In the debate at Amherst, which boasts a $1.64-billion endowment, money was no object, and the faculty committee devoted to weighing the pros and cons of joining edX did not seem worried about MOOCs as a distraction to teaching and service.
Rather, the committee cited a number of philosophical qualms. MOOCs run counter to Amherst's commitment to "learning through close colloquy"; they might "perpetuate the 'information dispensing' model of teaching."
On a larger scale, MOOCs might create a "new and different kind of competition" that could jeopardize more-vulnerable colleges, if not Amherst itself; they could "enable the centralization of American higher education" and "create the conditions for the obsolescence of the B.A. degree."
The committee also wondered if edX's need to bring in money to remain sustainable could lead it to do things the college would consider unsavory, like selling aggregated student data to outside companies, or putting too much emphasis on credentialing.

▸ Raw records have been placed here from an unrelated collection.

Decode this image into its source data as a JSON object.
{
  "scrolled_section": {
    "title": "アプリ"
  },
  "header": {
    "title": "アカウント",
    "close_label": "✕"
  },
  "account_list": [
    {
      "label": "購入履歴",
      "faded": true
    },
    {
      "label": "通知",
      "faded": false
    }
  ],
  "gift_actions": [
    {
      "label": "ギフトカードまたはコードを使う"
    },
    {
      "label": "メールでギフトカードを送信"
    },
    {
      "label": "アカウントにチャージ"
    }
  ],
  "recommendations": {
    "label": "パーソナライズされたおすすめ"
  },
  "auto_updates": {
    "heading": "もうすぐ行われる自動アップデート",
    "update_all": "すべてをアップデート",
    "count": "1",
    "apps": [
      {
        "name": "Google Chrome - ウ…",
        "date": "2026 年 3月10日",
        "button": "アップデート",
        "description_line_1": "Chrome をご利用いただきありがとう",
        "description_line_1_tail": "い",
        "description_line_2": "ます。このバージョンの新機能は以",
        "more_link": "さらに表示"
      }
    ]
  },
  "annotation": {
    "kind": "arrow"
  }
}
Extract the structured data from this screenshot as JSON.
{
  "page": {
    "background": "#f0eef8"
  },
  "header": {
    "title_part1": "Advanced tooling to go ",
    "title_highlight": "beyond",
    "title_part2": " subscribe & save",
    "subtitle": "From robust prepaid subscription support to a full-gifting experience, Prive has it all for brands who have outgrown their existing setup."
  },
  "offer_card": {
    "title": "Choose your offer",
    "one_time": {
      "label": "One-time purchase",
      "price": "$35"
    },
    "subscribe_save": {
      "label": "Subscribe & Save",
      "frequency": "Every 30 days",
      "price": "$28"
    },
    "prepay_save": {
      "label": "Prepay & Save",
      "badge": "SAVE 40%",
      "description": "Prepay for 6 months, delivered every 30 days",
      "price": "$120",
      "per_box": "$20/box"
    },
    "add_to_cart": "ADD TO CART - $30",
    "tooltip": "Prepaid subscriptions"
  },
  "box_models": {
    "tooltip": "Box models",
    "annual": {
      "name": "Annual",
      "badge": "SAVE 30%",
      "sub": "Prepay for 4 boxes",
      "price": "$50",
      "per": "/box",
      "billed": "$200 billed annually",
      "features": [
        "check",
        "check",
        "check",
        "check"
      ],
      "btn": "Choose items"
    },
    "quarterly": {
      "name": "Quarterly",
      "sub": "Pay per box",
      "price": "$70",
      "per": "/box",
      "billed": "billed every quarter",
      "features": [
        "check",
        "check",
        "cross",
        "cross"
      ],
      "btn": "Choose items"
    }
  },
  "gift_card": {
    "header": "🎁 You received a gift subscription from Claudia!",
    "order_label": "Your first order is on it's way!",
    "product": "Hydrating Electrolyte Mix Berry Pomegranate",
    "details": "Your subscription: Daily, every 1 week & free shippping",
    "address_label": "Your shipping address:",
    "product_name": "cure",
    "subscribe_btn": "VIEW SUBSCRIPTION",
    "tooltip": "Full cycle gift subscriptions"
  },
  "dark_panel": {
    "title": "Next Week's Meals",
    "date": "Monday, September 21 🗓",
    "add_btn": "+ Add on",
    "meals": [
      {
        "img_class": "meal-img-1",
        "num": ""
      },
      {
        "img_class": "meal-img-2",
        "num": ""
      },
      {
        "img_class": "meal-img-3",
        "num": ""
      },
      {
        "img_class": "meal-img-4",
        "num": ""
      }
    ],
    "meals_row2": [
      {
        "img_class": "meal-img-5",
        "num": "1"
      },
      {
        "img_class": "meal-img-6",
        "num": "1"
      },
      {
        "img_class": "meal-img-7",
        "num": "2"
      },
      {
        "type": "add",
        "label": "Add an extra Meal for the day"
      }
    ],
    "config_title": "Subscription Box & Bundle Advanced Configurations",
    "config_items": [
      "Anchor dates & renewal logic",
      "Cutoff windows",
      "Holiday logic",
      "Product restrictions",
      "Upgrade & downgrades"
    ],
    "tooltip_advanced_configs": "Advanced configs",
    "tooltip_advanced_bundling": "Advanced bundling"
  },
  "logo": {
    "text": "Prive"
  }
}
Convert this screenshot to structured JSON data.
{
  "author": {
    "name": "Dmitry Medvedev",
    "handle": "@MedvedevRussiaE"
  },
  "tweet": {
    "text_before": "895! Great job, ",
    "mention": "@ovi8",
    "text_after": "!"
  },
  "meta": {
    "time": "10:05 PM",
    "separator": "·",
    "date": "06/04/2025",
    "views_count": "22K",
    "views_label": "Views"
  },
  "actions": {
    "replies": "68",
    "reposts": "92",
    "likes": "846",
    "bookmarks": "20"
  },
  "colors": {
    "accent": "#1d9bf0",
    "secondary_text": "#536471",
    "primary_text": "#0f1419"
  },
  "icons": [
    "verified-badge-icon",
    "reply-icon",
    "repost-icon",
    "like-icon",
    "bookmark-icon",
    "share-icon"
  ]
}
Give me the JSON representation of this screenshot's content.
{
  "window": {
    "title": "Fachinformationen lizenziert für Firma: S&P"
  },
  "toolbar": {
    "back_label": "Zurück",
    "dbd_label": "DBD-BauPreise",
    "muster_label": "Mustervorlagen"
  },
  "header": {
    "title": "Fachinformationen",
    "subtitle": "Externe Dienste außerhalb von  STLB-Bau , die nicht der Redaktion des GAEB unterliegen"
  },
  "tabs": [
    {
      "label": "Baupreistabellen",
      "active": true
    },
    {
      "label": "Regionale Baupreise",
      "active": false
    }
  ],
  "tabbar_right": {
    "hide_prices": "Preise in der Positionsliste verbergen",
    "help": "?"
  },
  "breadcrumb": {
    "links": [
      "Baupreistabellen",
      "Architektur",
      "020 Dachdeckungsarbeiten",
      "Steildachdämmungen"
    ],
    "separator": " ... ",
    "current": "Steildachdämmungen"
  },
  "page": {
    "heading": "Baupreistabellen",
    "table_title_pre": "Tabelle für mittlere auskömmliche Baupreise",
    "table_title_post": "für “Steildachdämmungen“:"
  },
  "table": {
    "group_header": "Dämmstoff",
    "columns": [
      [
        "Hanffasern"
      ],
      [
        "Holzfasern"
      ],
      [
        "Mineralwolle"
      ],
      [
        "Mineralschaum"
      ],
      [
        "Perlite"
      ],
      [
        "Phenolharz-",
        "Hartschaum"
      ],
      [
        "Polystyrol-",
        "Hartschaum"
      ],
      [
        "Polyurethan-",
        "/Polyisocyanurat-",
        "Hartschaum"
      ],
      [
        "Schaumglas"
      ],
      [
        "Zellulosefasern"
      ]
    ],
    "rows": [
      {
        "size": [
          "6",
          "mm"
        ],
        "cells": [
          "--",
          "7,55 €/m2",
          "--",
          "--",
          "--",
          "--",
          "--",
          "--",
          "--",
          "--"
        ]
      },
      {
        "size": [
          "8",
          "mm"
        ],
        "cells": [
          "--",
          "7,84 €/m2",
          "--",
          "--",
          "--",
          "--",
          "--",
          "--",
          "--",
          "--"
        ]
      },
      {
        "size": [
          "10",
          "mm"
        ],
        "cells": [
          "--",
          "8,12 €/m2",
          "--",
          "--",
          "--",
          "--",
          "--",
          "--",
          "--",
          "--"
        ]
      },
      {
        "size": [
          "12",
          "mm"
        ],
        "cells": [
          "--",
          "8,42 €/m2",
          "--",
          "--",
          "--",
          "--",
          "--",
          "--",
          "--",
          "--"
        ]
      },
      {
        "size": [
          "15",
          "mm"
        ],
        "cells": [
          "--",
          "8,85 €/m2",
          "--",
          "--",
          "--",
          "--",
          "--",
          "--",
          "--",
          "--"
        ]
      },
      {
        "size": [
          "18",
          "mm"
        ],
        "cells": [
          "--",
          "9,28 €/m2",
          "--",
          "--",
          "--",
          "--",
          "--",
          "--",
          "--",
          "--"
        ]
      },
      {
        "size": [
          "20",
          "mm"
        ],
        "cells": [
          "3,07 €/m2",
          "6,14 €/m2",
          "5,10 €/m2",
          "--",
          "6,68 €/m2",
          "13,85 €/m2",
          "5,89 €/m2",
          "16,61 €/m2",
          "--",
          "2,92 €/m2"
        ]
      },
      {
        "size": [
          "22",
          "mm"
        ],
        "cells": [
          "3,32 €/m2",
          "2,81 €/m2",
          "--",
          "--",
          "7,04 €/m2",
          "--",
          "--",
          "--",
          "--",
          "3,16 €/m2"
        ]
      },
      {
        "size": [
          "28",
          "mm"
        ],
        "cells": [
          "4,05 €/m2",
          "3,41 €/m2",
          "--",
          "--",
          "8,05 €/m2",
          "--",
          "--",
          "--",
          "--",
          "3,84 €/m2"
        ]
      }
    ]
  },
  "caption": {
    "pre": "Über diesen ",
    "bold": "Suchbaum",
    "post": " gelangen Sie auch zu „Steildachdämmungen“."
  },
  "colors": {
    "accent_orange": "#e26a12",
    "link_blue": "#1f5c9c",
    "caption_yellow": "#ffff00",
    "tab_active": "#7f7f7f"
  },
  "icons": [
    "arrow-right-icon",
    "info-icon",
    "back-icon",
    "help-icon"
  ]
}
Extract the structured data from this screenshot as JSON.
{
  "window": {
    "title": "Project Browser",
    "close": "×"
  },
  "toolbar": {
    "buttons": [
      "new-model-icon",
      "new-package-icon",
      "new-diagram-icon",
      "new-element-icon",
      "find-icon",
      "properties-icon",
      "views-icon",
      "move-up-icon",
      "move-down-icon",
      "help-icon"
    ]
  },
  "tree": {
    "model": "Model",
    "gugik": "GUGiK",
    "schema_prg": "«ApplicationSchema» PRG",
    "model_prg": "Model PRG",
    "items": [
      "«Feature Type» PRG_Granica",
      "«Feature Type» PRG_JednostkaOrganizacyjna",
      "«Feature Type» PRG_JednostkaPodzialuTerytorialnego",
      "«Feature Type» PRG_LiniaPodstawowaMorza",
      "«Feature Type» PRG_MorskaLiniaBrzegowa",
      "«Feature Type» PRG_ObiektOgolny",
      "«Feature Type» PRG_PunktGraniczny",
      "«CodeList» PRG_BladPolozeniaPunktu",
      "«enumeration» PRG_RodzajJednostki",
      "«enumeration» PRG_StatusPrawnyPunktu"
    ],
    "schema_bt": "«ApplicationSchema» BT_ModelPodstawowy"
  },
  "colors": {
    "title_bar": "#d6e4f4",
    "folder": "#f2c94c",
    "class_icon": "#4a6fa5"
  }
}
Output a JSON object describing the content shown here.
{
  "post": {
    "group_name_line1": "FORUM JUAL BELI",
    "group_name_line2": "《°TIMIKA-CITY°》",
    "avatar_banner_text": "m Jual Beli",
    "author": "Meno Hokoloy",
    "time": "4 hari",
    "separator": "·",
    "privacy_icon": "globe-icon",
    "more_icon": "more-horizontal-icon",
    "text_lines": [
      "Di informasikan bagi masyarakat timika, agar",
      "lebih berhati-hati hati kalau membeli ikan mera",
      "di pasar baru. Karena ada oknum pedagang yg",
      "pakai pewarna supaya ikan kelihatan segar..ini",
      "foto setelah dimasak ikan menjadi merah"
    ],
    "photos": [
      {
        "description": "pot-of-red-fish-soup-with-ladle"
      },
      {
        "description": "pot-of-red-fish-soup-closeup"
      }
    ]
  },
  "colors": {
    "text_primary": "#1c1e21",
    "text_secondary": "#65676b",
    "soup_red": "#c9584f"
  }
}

While joining edX might allow Amherst to fight those battles from within the consortium, "there might, realistically, be little opportunity to shape the organization within due to the size and type of member institutions," the faculty committee wrote.
On Their Own
In the end, the faculty vote was not close: 70 to 36 against joining edX, with five abstentions.
Tekla A. Harms, a professor of geology, was among those in favor of teaming up with edX. The risk to joining the MOOC parade was low, in her view, since the proposal limited Amherst's commitment to a trial period of four or five years. The risk to remaining on the sidelines is higher than the risks of joining up, says Ms. Harms. "If there's something at the forefront of education, Amherst College should be there," she says.
Stephen A. George, a professor of biology and neuroscience, led the call to stay out of edX. But it was not the idea of venturing into online education so much as the thought of joining a MOOC consortium that deterred him. "The fact that Amherst needed to join this organization—that really seemed most difficult to accept," says Mr. George.
The biology professor's motion, which was passed in the vote, proposed that Amherst explore online teaching technology outside the context of the major MOOC groups. New ways of teaching that include "flipped" classrooms and online videos—"that is within reach," says Mr. George, "and that is what we really want to do."
The way the edX debate unfolded at Amherst reflects a healthy change in the way a leading institution might approach the question of how to incorporate online education into its curriculum, says Mr. Garrett, of Eduventures. Knee-jerk rejections and bandwagon-jumping are two sides of the same coin, he says.
"They thought this through," says Mr. Garrett, "in a way that they wouldn't have a few years ago."